WORKING DATA:
=== Begin Enclosure ===

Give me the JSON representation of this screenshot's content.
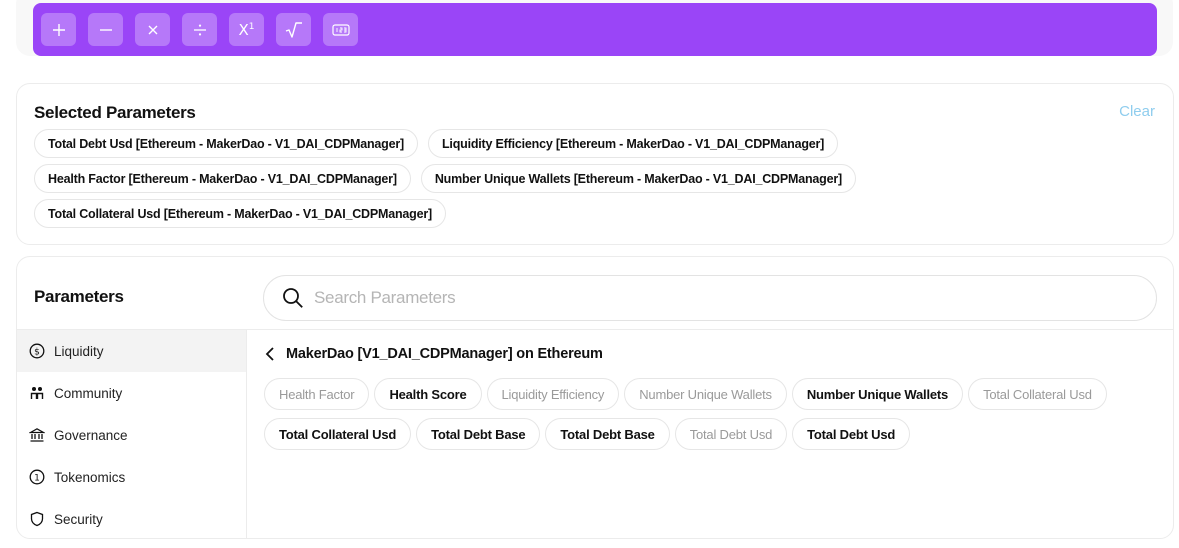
{
  "toolbar": {
    "buttons": [
      {
        "label": "+",
        "icon": "plus-icon"
      },
      {
        "label": "−",
        "icon": "minus-icon"
      },
      {
        "label": "×",
        "icon": "multiply-icon"
      },
      {
        "label": "÷",
        "icon": "divide-icon"
      },
      {
        "label": "X¹",
        "icon": "power-icon"
      },
      {
        "label": "√",
        "icon": "sqrt-icon"
      },
      {
        "label": "",
        "icon": "number-input-icon"
      }
    ],
    "accent": "#9a45f7"
  },
  "selected": {
    "title": "Selected Parameters",
    "clear_label": "Clear",
    "clear_color": "#8fcdee",
    "chips": [
      [
        "Total Debt Usd [Ethereum - MakerDao - V1_DAI_CDPManager]",
        "Liquidity Efficiency [Ethereum - MakerDao - V1_DAI_CDPManager]"
      ],
      [
        "Health Factor [Ethereum - MakerDao - V1_DAI_CDPManager]",
        "Number Unique Wallets [Ethereum - MakerDao - V1_DAI_CDPManager]"
      ],
      [
        "Total Collateral Usd [Ethereum - MakerDao - V1_DAI_CDPManager]"
      ]
    ]
  },
  "parameters": {
    "title": "Parameters",
    "search": {
      "placeholder": "Search Parameters",
      "value": ""
    },
    "sidebar": [
      {
        "label": "Liquidity",
        "icon": "dollar-circle-icon",
        "active": true
      },
      {
        "label": "Community",
        "icon": "people-icon",
        "active": false
      },
      {
        "label": "Governance",
        "icon": "bank-icon",
        "active": false
      },
      {
        "label": "Tokenomics",
        "icon": "one-circle-icon",
        "active": false
      },
      {
        "label": "Security",
        "icon": "shield-icon",
        "active": false
      }
    ],
    "breadcrumb": "MakerDao [V1_DAI_CDPManager] on Ethereum",
    "pills": [
      {
        "label": "Health Factor",
        "enabled": false
      },
      {
        "label": "Health Score",
        "enabled": true
      },
      {
        "label": "Liquidity Efficiency",
        "enabled": false
      },
      {
        "label": "Number Unique Wallets",
        "enabled": false
      },
      {
        "label": "Number Unique Wallets",
        "enabled": true
      },
      {
        "label": "Total Collateral Usd",
        "enabled": false
      },
      {
        "label": "Total Collateral Usd",
        "enabled": true
      },
      {
        "label": "Total Debt Base",
        "enabled": true
      },
      {
        "label": "Total Debt Base",
        "enabled": true
      },
      {
        "label": "Total Debt Usd",
        "enabled": false
      },
      {
        "label": "Total Debt Usd",
        "enabled": true
      }
    ]
  }
}
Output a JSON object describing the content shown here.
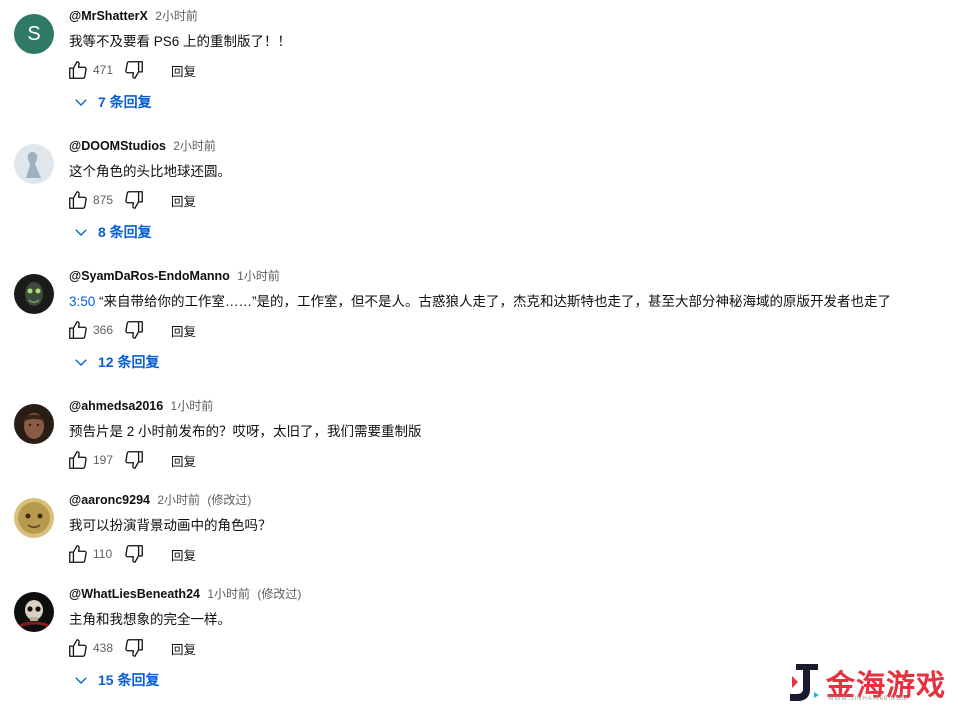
{
  "comments": [
    {
      "author": "@MrShatterX",
      "time": "2小时前",
      "edited": "",
      "timestamp": "",
      "text": "我等不及要看 PS6 上的重制版了！！",
      "likes": "471",
      "reply_label": "回复",
      "replies": "7 条回复",
      "avatar_letter": "S"
    },
    {
      "author": "@DOOMStudios",
      "time": "2小时前",
      "edited": "",
      "timestamp": "",
      "text": "这个角色的头比地球还圆。",
      "likes": "875",
      "reply_label": "回复",
      "replies": "8 条回复"
    },
    {
      "author": "@SyamDaRos-EndoManno",
      "time": "1小时前",
      "edited": "",
      "timestamp": "3:50",
      "text": " “来自带给你的工作室……”是的，工作室，但不是人。古惑狼人走了，杰克和达斯特也走了，甚至大部分神秘海域的原版开发者也走了",
      "likes": "366",
      "reply_label": "回复",
      "replies": "12 条回复"
    },
    {
      "author": "@ahmedsa2016",
      "time": "1小时前",
      "edited": "",
      "timestamp": "",
      "text": "预告片是 2 小时前发布的？哎呀，太旧了，我们需要重制版",
      "likes": "197",
      "reply_label": "回复",
      "replies": ""
    },
    {
      "author": "@aaronc9294",
      "time": "2小时前",
      "edited": "(修改过)",
      "timestamp": "",
      "text": "我可以扮演背景动画中的角色吗？",
      "likes": "110",
      "reply_label": "回复",
      "replies": ""
    },
    {
      "author": "@WhatLiesBeneath24",
      "time": "1小时前",
      "edited": "(修改过)",
      "timestamp": "",
      "text": "主角和我想象的完全一样。",
      "likes": "438",
      "reply_label": "回复",
      "replies": "15 条回复"
    }
  ],
  "icons": {
    "like": "thumb-up-icon",
    "dislike": "thumb-down-icon",
    "expand": "chevron-down-icon"
  },
  "colors": {
    "link": "#065fd4",
    "meta": "#606060",
    "watermark": "#e8313f"
  },
  "watermark": {
    "title": "金海游戏",
    "subtitle": "WWW.JINHAI668.COM"
  }
}
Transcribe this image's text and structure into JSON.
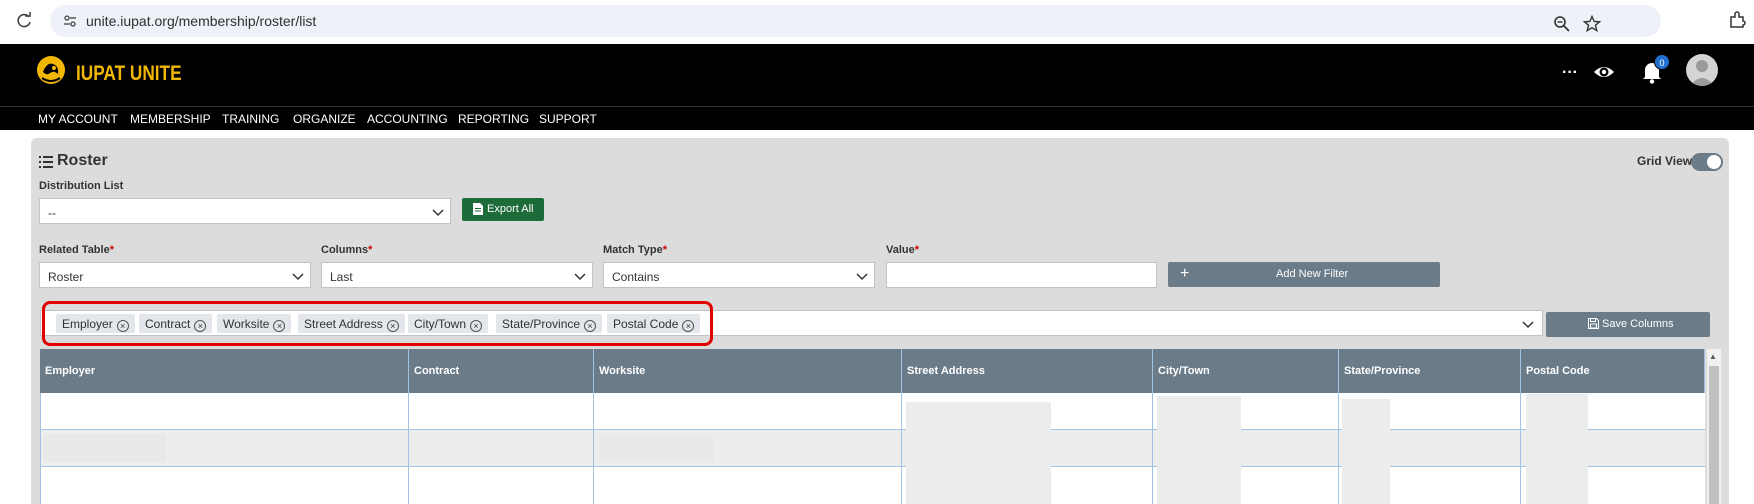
{
  "browser": {
    "url": "unite.iupat.org/membership/roster/list"
  },
  "header": {
    "logo_text": "IUPAT UNITE",
    "logo_sub": "IUPAT",
    "more_label": "···",
    "notification_count": "0"
  },
  "nav": {
    "items": [
      {
        "label": "MY ACCOUNT"
      },
      {
        "label": "MEMBERSHIP"
      },
      {
        "label": "TRAINING"
      },
      {
        "label": "ORGANIZE"
      },
      {
        "label": "ACCOUNTING"
      },
      {
        "label": "REPORTING"
      },
      {
        "label": "SUPPORT"
      }
    ]
  },
  "page": {
    "title": "Roster",
    "grid_view_label": "Grid View",
    "grid_view_on": true
  },
  "distribution": {
    "label": "Distribution List",
    "value": "--",
    "export_label": "Export All"
  },
  "filters": {
    "related_table": {
      "label": "Related Table",
      "value": "Roster"
    },
    "columns": {
      "label": "Columns",
      "value": "Last"
    },
    "match_type": {
      "label": "Match Type",
      "value": "Contains"
    },
    "value": {
      "label": "Value",
      "value": ""
    },
    "required_mark": "*",
    "add_label": "Add New Filter"
  },
  "selected_columns": [
    "Employer",
    "Contract",
    "Worksite",
    "Street Address",
    "City/Town",
    "State/Province",
    "Postal Code"
  ],
  "save_columns_label": "Save Columns",
  "table": {
    "headers": [
      "Employer",
      "Contract",
      "Worksite",
      "Street Address",
      "City/Town",
      "State/Province",
      "Postal Code"
    ]
  },
  "colors": {
    "brand": "#f2b705",
    "header_bg": "#000000",
    "export_green": "#1e6b3a",
    "slate": "#6b7b88",
    "highlight": "#e00000"
  }
}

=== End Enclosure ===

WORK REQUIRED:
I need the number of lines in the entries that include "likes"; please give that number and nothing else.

OUTPUT OF THE EXERCISE:
6